The Securities and Exchange Commission adopted amendments on Thursday towards requiring that listed companies be subject to inspection and audit by the Public Company Accounting Oversight Board (PCAOB), a non-profit corporation established by Congress to oversee audits of public companies.
“We have a basic bargain in our securities regime, which came out of Congress on a bipartisan basis under the Sarbanes-Oxley Act of 2002. If you want to issue public securities in the U.S., the firms that audit your books have to be subject to inspection by the PCAOB,” said SEC Chair Gary Gensler. ” The Commission and the PCAOB will continue to work together to ensure that the auditors of foreign companies accessing U.S. capital markets play by our rules. We hope foreign governments will, working with the PCAOB, take action to make that possible.”
Currently there are two jurisdictions in which the PCAOB are unable to audit, China and Hong Kong, despite a 2013 memorandum of understanding between the PCAOB and the Chinese government. The amendments require foreign issuers of securities to prove they are not owned or controlled by a governmental entity, in the case that they are audited by their domestic accounting firms, as well as certain additional disclosures in their annual reports.
“This lack of compliance with international audit inspections calls into question the reliability of the corporate financial statements guiding valuation and investment,” noted the US-China Economic and Security review Commission, in a May 2021 report. “The case of Luckin Coffee illustrates the risks. In presenting information to support its initial public offering, Luckin manipulated critical revenue, operations and customer traffic data. During its IPO, shares traded at $17 raising $561 million in capital.
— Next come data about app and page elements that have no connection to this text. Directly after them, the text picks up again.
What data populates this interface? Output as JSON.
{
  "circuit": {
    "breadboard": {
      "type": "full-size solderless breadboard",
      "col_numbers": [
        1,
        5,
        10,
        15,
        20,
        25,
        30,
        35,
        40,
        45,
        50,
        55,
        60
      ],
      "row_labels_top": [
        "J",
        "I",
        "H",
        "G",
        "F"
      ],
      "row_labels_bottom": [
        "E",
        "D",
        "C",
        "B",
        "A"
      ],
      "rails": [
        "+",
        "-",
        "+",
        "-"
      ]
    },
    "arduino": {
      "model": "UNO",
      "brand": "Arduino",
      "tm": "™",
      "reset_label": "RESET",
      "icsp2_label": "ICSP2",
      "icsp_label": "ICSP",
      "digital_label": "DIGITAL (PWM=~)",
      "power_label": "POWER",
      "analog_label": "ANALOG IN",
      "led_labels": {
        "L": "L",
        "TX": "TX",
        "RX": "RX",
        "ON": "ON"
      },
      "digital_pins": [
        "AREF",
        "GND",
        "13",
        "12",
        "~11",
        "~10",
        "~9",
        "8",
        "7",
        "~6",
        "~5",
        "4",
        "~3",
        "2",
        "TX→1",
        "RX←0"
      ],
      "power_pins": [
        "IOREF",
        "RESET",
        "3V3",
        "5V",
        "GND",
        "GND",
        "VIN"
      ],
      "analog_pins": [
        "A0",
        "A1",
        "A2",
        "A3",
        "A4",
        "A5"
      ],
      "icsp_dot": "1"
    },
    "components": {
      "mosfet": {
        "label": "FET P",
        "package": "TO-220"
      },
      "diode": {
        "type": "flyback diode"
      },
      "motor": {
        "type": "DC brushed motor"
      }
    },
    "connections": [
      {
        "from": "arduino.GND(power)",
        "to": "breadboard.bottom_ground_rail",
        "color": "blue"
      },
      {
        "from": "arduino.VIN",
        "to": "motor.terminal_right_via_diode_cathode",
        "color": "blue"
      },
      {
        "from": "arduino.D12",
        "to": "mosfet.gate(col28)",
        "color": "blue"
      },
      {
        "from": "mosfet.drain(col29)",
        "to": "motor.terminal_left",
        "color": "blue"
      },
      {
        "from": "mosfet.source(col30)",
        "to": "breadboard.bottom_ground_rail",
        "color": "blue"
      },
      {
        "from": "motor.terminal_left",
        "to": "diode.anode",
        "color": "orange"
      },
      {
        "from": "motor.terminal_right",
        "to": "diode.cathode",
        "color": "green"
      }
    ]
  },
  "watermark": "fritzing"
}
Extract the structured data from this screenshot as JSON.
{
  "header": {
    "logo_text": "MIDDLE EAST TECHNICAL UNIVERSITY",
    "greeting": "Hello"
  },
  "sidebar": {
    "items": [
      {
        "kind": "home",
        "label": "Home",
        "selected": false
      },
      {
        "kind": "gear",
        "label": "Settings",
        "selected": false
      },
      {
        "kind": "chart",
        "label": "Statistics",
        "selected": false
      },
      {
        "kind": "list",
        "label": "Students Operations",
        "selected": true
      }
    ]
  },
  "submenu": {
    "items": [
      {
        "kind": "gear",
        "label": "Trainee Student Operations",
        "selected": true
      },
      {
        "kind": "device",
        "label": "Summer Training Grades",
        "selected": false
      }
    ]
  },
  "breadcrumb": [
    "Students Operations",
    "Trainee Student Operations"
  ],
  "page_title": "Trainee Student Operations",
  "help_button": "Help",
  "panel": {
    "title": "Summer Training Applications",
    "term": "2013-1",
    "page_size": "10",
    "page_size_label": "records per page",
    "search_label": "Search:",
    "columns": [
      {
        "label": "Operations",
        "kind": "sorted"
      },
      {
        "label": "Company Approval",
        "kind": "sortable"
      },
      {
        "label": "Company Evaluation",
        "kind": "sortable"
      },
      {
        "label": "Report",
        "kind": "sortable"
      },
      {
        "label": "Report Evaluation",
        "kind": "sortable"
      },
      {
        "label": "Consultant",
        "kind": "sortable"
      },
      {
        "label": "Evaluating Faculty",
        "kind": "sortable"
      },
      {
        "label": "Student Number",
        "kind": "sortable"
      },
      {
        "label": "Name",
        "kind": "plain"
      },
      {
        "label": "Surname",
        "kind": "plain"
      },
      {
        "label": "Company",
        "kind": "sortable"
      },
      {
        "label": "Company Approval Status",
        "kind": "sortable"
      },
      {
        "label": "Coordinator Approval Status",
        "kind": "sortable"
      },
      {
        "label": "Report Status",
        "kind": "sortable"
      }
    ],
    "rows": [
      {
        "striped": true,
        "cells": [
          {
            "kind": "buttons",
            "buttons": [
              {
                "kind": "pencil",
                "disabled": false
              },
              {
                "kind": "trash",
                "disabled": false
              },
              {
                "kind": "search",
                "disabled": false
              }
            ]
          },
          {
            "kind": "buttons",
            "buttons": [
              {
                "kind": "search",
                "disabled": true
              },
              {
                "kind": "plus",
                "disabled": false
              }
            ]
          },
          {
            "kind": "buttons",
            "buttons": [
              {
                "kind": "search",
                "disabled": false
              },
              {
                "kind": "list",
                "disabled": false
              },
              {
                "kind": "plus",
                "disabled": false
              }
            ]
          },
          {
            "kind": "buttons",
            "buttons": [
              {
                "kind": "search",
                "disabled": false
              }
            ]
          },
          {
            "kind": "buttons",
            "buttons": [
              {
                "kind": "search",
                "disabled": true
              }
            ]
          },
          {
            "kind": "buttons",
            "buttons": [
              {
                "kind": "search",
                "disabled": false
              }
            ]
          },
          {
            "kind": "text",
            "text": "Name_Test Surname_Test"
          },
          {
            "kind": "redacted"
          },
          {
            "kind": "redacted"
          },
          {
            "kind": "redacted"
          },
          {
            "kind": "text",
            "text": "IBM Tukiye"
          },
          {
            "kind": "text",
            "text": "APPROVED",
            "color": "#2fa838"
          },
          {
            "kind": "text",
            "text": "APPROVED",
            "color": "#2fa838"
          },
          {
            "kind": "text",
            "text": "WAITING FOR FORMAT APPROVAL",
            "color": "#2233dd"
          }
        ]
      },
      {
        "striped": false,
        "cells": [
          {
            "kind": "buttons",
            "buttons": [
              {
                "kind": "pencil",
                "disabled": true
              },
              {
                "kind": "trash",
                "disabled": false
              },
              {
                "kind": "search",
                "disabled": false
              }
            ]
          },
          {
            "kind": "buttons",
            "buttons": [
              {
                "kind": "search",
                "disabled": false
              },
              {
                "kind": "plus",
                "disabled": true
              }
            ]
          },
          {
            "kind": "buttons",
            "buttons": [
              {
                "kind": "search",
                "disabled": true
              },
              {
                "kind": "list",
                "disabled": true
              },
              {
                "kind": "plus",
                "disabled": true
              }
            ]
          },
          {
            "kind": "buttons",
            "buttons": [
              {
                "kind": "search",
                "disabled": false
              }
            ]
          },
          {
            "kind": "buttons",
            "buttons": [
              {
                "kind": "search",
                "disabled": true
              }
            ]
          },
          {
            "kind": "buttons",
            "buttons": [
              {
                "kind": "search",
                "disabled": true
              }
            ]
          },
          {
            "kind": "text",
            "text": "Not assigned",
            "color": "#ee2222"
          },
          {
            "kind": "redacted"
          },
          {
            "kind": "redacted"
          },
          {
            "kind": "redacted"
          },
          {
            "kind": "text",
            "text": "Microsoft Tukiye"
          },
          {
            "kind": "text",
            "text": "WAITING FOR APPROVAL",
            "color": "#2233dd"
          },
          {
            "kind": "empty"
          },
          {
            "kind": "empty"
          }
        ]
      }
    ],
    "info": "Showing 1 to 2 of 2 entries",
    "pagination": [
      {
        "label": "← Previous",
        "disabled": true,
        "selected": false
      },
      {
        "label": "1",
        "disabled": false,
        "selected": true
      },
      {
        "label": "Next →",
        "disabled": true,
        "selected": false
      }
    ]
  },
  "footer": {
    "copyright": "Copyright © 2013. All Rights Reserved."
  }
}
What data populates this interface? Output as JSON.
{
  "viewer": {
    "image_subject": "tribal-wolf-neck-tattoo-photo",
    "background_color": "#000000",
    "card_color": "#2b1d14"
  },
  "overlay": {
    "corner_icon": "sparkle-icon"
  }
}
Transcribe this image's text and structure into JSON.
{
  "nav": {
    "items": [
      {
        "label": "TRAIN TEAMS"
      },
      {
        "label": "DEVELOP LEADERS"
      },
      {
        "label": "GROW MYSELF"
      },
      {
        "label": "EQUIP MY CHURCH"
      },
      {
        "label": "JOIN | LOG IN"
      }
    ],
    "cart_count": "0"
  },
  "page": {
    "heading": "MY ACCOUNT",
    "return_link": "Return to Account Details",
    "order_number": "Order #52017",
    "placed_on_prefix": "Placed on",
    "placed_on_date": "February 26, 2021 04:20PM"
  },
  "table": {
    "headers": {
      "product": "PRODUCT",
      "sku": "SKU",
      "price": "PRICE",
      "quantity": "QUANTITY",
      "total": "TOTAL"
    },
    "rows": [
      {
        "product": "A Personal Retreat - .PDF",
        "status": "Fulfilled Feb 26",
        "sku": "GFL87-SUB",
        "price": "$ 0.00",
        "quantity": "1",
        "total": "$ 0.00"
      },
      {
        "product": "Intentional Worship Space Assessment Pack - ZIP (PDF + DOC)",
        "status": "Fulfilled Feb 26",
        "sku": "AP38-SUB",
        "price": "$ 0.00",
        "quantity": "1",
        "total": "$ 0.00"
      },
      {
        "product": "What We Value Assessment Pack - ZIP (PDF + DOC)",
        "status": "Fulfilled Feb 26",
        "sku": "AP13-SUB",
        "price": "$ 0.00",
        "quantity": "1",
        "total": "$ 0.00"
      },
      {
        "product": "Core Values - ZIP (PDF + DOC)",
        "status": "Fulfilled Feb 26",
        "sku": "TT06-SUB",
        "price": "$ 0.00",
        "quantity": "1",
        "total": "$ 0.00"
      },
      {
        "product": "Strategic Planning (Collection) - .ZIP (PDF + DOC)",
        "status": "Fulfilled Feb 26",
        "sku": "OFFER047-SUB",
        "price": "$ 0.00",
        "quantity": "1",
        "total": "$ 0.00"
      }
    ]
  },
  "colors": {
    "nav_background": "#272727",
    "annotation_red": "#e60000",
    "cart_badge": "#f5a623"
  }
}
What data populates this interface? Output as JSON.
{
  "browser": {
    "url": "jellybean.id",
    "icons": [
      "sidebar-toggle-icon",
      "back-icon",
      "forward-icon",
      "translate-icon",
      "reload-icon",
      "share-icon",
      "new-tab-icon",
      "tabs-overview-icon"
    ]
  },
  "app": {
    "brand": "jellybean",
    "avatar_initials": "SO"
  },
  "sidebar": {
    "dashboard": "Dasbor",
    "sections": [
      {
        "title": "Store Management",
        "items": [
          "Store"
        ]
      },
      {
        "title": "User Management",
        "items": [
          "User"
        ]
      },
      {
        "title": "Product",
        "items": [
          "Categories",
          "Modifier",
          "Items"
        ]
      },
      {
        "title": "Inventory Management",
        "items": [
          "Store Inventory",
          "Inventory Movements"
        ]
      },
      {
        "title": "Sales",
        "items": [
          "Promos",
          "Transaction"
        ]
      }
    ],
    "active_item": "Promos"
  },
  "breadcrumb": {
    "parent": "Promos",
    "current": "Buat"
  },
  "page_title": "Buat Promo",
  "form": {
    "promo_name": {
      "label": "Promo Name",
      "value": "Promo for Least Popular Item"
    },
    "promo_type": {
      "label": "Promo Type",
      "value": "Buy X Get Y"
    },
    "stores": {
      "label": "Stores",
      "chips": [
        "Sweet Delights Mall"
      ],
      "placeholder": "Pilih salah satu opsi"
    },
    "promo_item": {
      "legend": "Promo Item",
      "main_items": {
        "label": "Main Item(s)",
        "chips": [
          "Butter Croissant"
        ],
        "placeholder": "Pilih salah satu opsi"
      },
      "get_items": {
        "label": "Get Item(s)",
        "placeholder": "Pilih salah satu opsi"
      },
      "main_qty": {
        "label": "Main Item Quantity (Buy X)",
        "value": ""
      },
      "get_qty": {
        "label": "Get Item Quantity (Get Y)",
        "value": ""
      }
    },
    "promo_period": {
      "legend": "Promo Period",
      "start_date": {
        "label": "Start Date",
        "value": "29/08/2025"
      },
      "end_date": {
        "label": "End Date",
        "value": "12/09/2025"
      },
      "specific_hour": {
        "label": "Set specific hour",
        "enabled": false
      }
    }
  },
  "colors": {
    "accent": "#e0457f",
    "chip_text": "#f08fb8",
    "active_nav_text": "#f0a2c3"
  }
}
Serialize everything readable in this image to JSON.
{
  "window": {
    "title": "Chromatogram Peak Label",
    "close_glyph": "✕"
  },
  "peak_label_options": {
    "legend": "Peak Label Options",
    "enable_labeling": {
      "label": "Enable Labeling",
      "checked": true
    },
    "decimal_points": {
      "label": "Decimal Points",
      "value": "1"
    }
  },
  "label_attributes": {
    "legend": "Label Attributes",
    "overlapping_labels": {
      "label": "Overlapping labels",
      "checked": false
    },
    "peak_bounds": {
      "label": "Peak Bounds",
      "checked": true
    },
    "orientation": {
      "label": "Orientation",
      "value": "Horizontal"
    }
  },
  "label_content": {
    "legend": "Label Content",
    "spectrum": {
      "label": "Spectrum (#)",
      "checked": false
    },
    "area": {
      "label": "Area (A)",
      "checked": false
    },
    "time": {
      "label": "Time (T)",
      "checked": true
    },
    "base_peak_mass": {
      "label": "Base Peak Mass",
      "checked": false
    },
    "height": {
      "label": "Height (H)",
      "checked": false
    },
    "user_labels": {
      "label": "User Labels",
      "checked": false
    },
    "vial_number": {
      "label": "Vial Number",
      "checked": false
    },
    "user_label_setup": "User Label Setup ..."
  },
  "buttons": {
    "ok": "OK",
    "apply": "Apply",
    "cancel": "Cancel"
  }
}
Luckin’s peak market capitalization was $12 billion, with shares trading at just over $50. Within weeks of the disclosure of falsified information, the stock collapsed ultimately leading to losses for investors and its delisting from NASDAQ.”
According to the US-China Economic and Security review Commission as of May 5, 2021 there were 248 Chinese companies listed on the NYSE, NASDAQ and NYSE American, the three largest US exchanges, with a total market capitalization of $2.1 trillion.
By Feike de Jong